→ DATASET ENTRIES
━━━━━━━━━━

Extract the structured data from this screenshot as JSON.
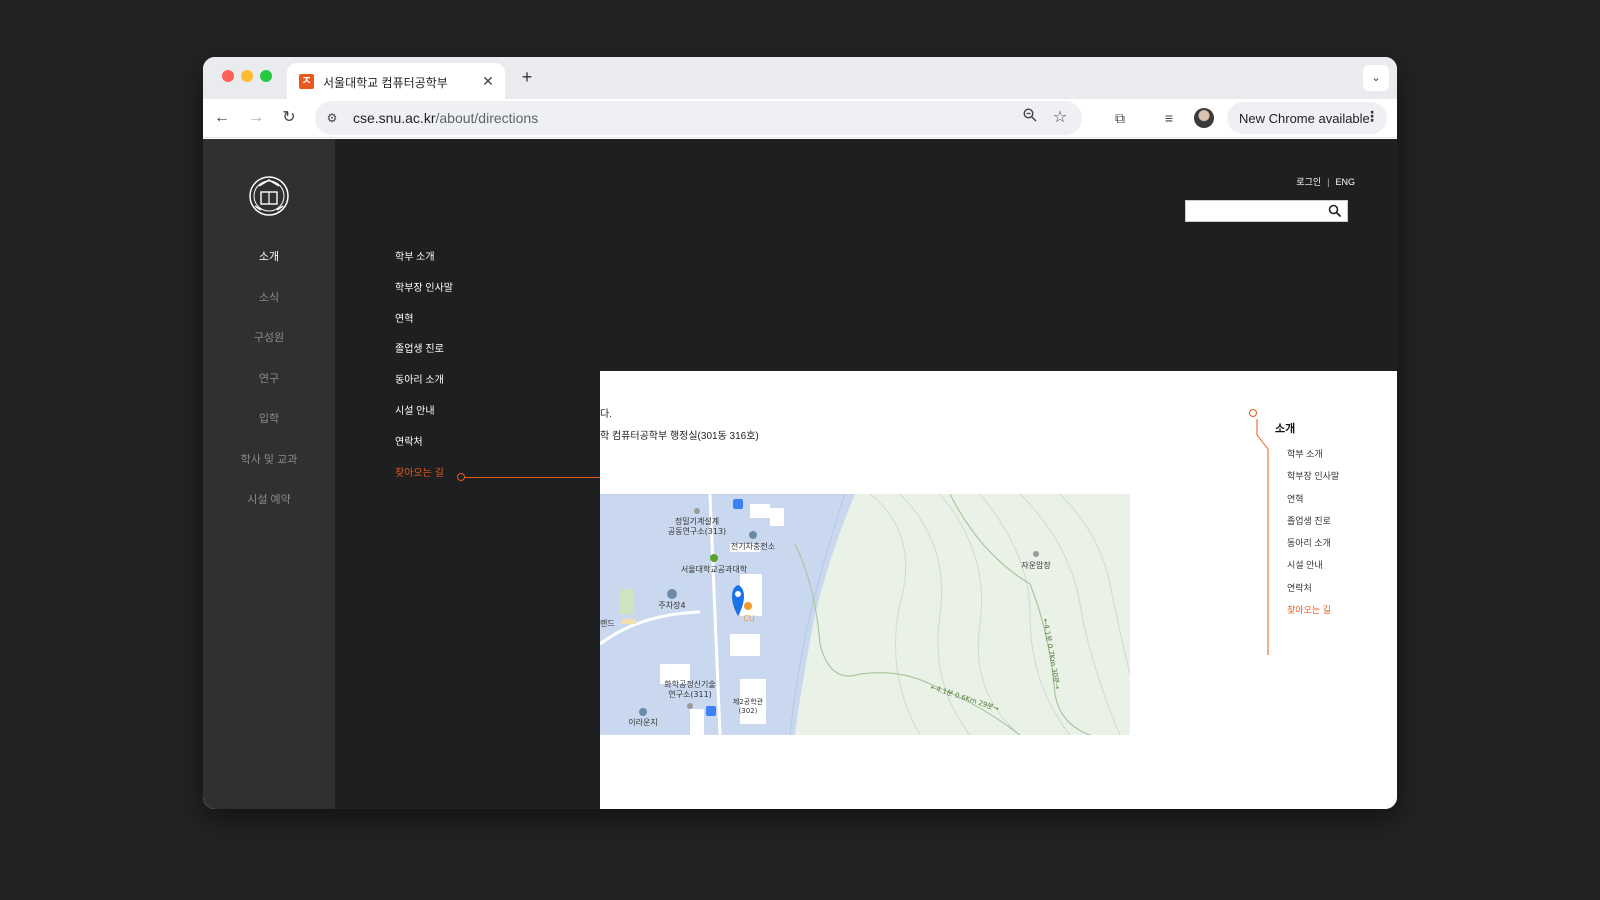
{
  "browser": {
    "tab_title": "서울대학교 컴퓨터공학부",
    "tab_favicon_letter": "ㅈ",
    "url_host": "cse.snu.ac.kr",
    "url_path": "/about/directions",
    "update_label": "New Chrome available"
  },
  "site": {
    "main_nav": [
      "소개",
      "소식",
      "구성원",
      "연구",
      "입학",
      "학사 및 교과",
      "시설 예약"
    ],
    "main_nav_active": "소개",
    "submenu": [
      "학부 소개",
      "학부장 인사말",
      "연혁",
      "졸업생 진로",
      "동아리 소개",
      "시설 안내",
      "연락처",
      "찾아오는 길"
    ],
    "submenu_active": "찾아오는 길",
    "util": {
      "login": "로그인",
      "separator": "|",
      "lang": "ENG"
    },
    "search_value": ""
  },
  "content": {
    "line1": "다.",
    "line2": "학 컴퓨터공학부 행정실(301동 316호)"
  },
  "map": {
    "labels": {
      "precision": "정밀기계설계",
      "precision2": "공동연구소(313)",
      "power": "전기차충전소",
      "eng": "서울대학교공과대학",
      "parking": "주차장4",
      "cu": "CU",
      "land": "랜드",
      "chem": "화학공정신기술",
      "chem2": "연구소(311)",
      "eng2": "제2공학관",
      "eng2num": "(302)",
      "irun": "이라운지",
      "jayun": "자운암장",
      "trail1": "←4.1분 0.6Km 29분→",
      "trail2": "←4.1분 0.7Km 30분→"
    }
  },
  "toc": {
    "title": "소개",
    "items": [
      "학부 소개",
      "학부장 인사말",
      "연혁",
      "졸업생 진로",
      "동아리 소개",
      "시설 안내",
      "연락처",
      "찾아오는 길"
    ],
    "active": "찾아오는 길"
  },
  "colors": {
    "accent": "#e8591c",
    "sidebar_bg": "#2f3032",
    "menu_bg": "#1e1f21",
    "map_water": "#c5d6ef",
    "map_park": "#eaf1e7",
    "map_blue_pin": "#1a73e8"
  }
}
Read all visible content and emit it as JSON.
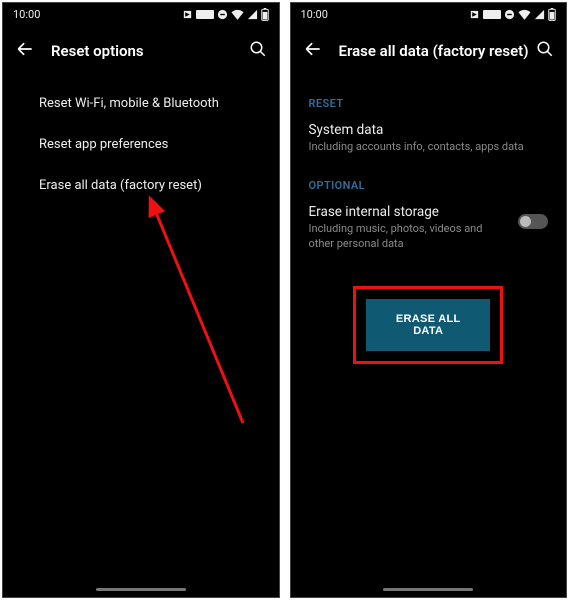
{
  "status": {
    "time": "10:00"
  },
  "left": {
    "title": "Reset options",
    "items": [
      "Reset Wi-Fi, mobile & Bluetooth",
      "Reset app preferences",
      "Erase all data (factory reset)"
    ]
  },
  "right": {
    "title": "Erase all data (factory reset)",
    "reset_section": "RESET",
    "system_data_title": "System data",
    "system_data_sub": "Including accounts info, contacts, apps data",
    "optional_section": "OPTIONAL",
    "storage_title": "Erase internal storage",
    "storage_sub": "Including music, photos, videos and other personal data",
    "erase_button": "ERASE ALL DATA"
  }
}
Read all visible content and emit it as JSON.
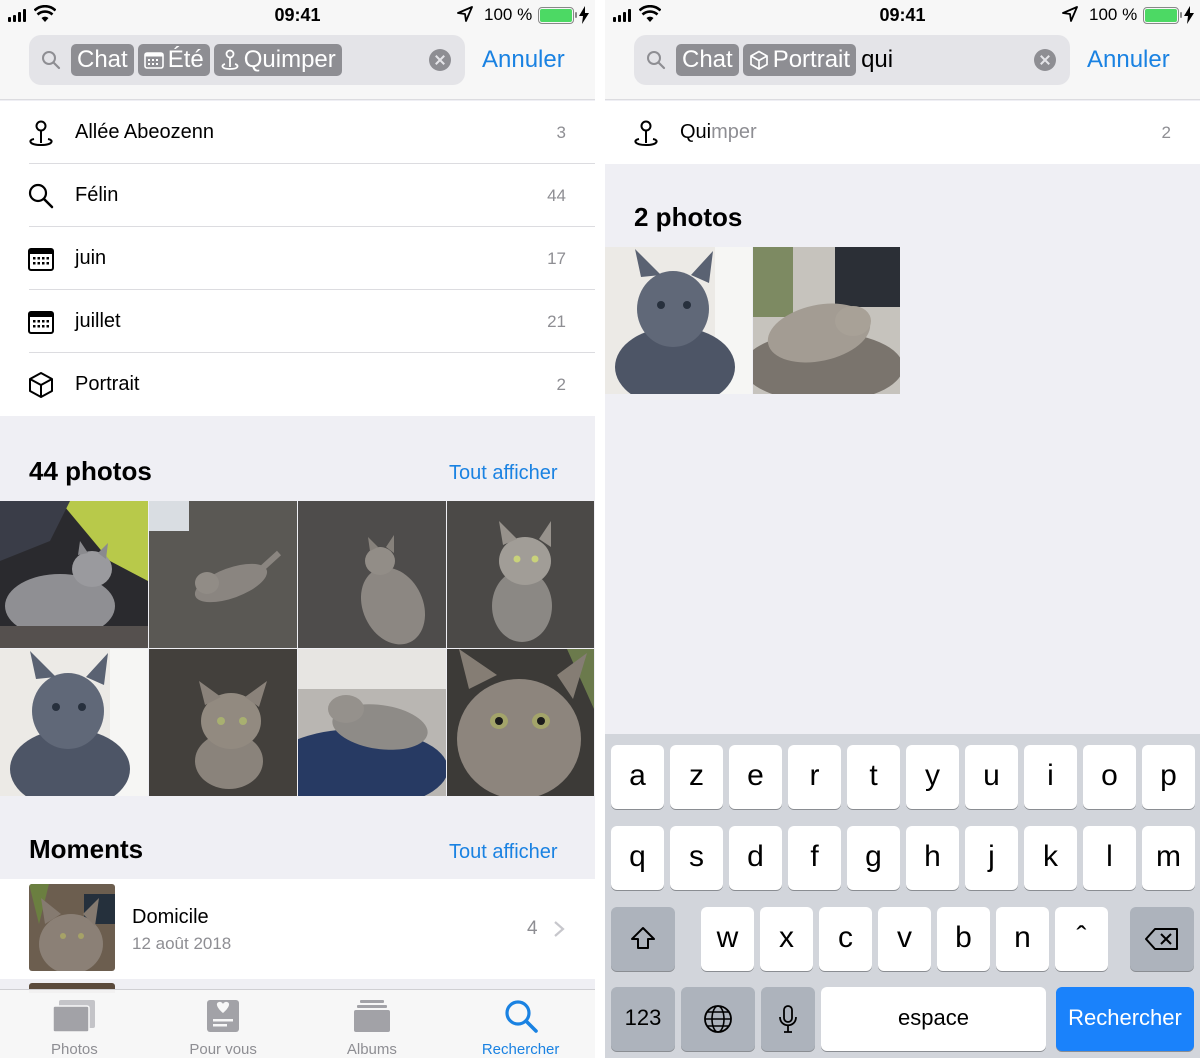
{
  "status_bar": {
    "time": "09:41",
    "battery_text": "100 %",
    "battery_level": 1.0
  },
  "left": {
    "search": {
      "tokens": [
        {
          "label": "Chat",
          "icon": "none"
        },
        {
          "label": "Été",
          "icon": "calendar-icon"
        },
        {
          "label": "Quimper",
          "icon": "location-pin-icon"
        }
      ],
      "typed_text": "",
      "cancel_label": "Annuler"
    },
    "suggestions": [
      {
        "label": "Allée Abeozenn",
        "count": "3",
        "icon": "location-pin-icon"
      },
      {
        "label": "Félin",
        "count": "44",
        "icon": "search-icon"
      },
      {
        "label": "juin",
        "count": "17",
        "icon": "calendar-icon"
      },
      {
        "label": "juillet",
        "count": "21",
        "icon": "calendar-icon"
      },
      {
        "label": "Portrait",
        "count": "2",
        "icon": "cube-icon"
      }
    ],
    "photos_section": {
      "title": "44 photos",
      "see_all": "Tout afficher"
    },
    "moments_section": {
      "title": "Moments",
      "see_all": "Tout afficher"
    },
    "moment": {
      "title": "Domicile",
      "date": "12 août 2018",
      "count": "4"
    },
    "tabbar": [
      {
        "label": "Photos",
        "icon": "photos-stack-icon",
        "active": false
      },
      {
        "label": "Pour vous",
        "icon": "for-you-icon",
        "active": false
      },
      {
        "label": "Albums",
        "icon": "albums-icon",
        "active": false
      },
      {
        "label": "Rechercher",
        "icon": "search-icon",
        "active": true
      }
    ]
  },
  "right": {
    "search": {
      "tokens": [
        {
          "label": "Chat",
          "icon": "none"
        },
        {
          "label": "Portrait",
          "icon": "cube-icon"
        }
      ],
      "typed_text": "qui",
      "cancel_label": "Annuler"
    },
    "suggestion": {
      "label_match": "Qui",
      "label_rest": "mper",
      "count": "2",
      "icon": "location-pin-icon"
    },
    "photos_section": {
      "title": "2 photos"
    },
    "keyboard": {
      "row1": [
        "a",
        "z",
        "e",
        "r",
        "t",
        "y",
        "u",
        "i",
        "o",
        "p"
      ],
      "row2": [
        "q",
        "s",
        "d",
        "f",
        "g",
        "h",
        "j",
        "k",
        "l",
        "m"
      ],
      "row3": [
        "w",
        "x",
        "c",
        "v",
        "b",
        "n",
        "ˆ"
      ],
      "numbers_key": "123",
      "space_key": "espace",
      "return_key": "Rechercher"
    }
  }
}
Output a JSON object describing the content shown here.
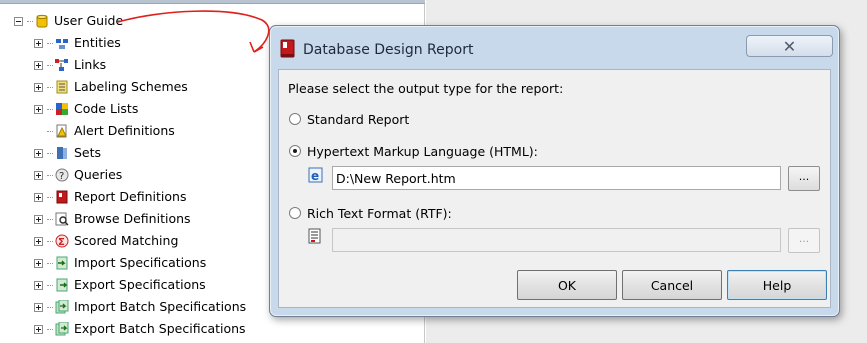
{
  "tree": {
    "root": {
      "label": "User Guide",
      "icon": "database-icon"
    },
    "items": [
      {
        "label": "Entities",
        "icon": "entities-icon",
        "expandable": true
      },
      {
        "label": "Links",
        "icon": "links-icon",
        "expandable": true
      },
      {
        "label": "Labeling Schemes",
        "icon": "labeling-schemes-icon",
        "expandable": true
      },
      {
        "label": "Code Lists",
        "icon": "code-lists-icon",
        "expandable": true
      },
      {
        "label": "Alert Definitions",
        "icon": "alert-definitions-icon",
        "expandable": false
      },
      {
        "label": "Sets",
        "icon": "sets-icon",
        "expandable": true
      },
      {
        "label": "Queries",
        "icon": "queries-icon",
        "expandable": true
      },
      {
        "label": "Report Definitions",
        "icon": "report-definitions-icon",
        "expandable": true
      },
      {
        "label": "Browse Definitions",
        "icon": "browse-definitions-icon",
        "expandable": true
      },
      {
        "label": "Scored Matching",
        "icon": "scored-matching-icon",
        "expandable": true
      },
      {
        "label": "Import Specifications",
        "icon": "import-specifications-icon",
        "expandable": true
      },
      {
        "label": "Export Specifications",
        "icon": "export-specifications-icon",
        "expandable": true
      },
      {
        "label": "Import Batch Specifications",
        "icon": "import-batch-specifications-icon",
        "expandable": true
      },
      {
        "label": "Export Batch Specifications",
        "icon": "export-batch-specifications-icon",
        "expandable": true
      }
    ]
  },
  "dialog": {
    "title": "Database Design Report",
    "close_label": "✕",
    "prompt": "Please select the output type for the report:",
    "options": {
      "standard": {
        "label": "Standard Report",
        "checked": false
      },
      "html": {
        "label": "Hypertext Markup Language (HTML):",
        "checked": true,
        "path": "D:\\New Report.htm"
      },
      "rtf": {
        "label": "Rich Text Format (RTF):",
        "checked": false,
        "path": ""
      }
    },
    "browse_label": "...",
    "buttons": {
      "ok": "OK",
      "cancel": "Cancel",
      "help": "Help"
    }
  },
  "colors": {
    "annotation_arrow": "#e0201c",
    "dialog_frame": "#c9d9ec"
  }
}
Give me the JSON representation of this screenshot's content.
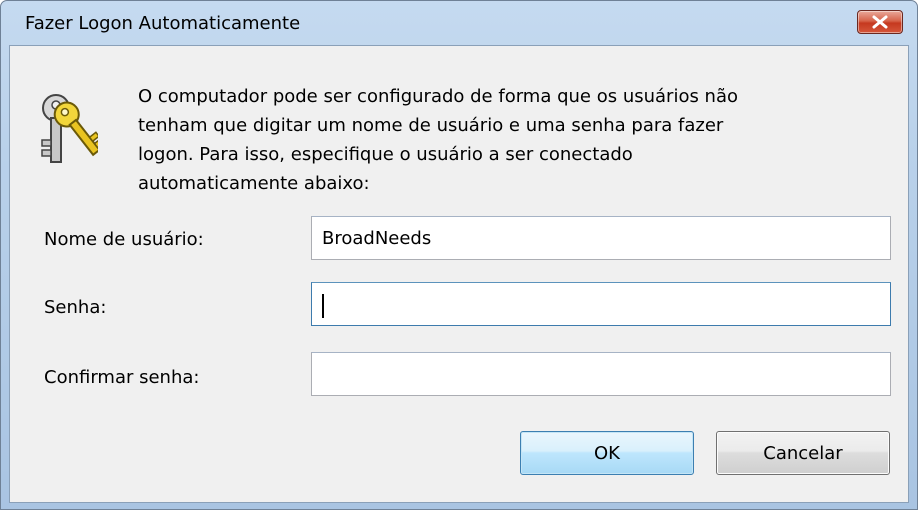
{
  "window": {
    "title": "Fazer Logon Automaticamente"
  },
  "description": {
    "lines": [
      "O computador pode ser configurado de forma que os usuários não",
      "tenham que digitar um nome de usuário e uma senha para fazer",
      "logon. Para isso, especifique o usuário a ser conectado",
      "automaticamente abaixo:"
    ]
  },
  "form": {
    "username_label": "Nome de usuário:",
    "username_value": "BroadNeeds",
    "password_label": "Senha:",
    "password_value": "",
    "confirm_label": "Confirmar senha:",
    "confirm_value": ""
  },
  "buttons": {
    "ok_label": "OK",
    "cancel_label": "Cancelar"
  },
  "icons": {
    "title_close": "close-icon",
    "dialog_icon": "keys-icon"
  },
  "colors": {
    "title_bar": "#b9d1ea",
    "client_bg": "#f0f0f0",
    "close_button": "#c5391f",
    "default_button_border": "#3c7fb1"
  }
}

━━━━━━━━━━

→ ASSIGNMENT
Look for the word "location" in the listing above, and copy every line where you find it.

→ RESULT BELOW
          "icon": "location-pin-icon"
        "icon": "location-pin-icon"
      "icon": "location-pin-icon"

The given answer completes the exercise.